Matrix Algebra

Producer Field Guide

Producer Field Guide

A matrix is a set of numbers or values arranged in a rectangular array. If a matrix has i rows and j columns, it is said to be an i by j matrix.

A one-dimensional matrix, having one column (i by 1) is one of many kinds of vectors. For example, the measurement vector of a pixel is an n-element vector of the data file values of the pixel, where n is equal to the number of bands.

See Enhancement for information on eigenvectors.

Matrix Notation

Matrices and vectors are usually designated with a single capital letter, such as M. For example:


One value in the matrix M would be specified by its position, which is its row and column (in that order) in the matrix. One element of the array (one value) is designated with a lower case letter and its position:

m3,2 = 12.4

With column vectors, it is simpler to use only one number to designate the position:


Matrix Multiplication

A simple example of the application of matrix multiplication is a 1st-order transformation matrix. The coefficients are stored in a 2 × 3 matrix:


Then, where:


xi and yi = source coordinates

xo and yo = rectified coordinates

The coefficients of the transformation matrix are as above.

The above could be expressed by a matrix equation:



R = CS


R = matrix of rectified coordinates (2 by 1)

C = transformation matrix (2 by 3)

S = a matrix of the source coordinates (3 by 1)

The sizes of the matrices are shown above to demonstrate a rule of matrix multiplication. To multiply two matrices, the first matrix must have the same number of columns as the second matrix has rows. For example, if the first matrix is a by b, and the second matrix is m by n, then b must equal m, and the product matrix has the size a by n.

The formula for multiplying two matrices is:



i = a row in the product matrix

j = a column in the product matrix

f = an (a by b) matrix

g = an (m by n) matrix (b must equal m)

fg is an a by n matrix.


The transposition of a matrix is derived by interchanging its rows and columns. Transposition is denoted by T, as in the following example (Cullen, 1972).


For more information on transposition, see Computing Principal Components and Classification Decision Rules.

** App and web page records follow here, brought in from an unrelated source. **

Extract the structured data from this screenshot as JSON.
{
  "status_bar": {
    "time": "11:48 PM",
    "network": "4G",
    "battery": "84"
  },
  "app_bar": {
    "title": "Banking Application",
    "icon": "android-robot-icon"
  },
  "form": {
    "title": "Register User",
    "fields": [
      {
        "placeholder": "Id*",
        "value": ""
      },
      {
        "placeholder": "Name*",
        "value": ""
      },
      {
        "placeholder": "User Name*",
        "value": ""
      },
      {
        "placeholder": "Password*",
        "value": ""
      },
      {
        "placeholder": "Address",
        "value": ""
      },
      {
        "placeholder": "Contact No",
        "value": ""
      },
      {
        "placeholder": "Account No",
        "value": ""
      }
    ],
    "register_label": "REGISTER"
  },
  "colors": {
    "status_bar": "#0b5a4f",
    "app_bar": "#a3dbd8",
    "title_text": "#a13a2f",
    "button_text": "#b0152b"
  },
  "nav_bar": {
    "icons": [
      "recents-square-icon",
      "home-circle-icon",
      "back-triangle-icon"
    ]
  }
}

The trace of a square matrix is the sum of the elements of its main diagonal.

For example, given the following 3x3 matrix:


The trace of A is given by:


SHARED Tip Trace applies to square matrices only.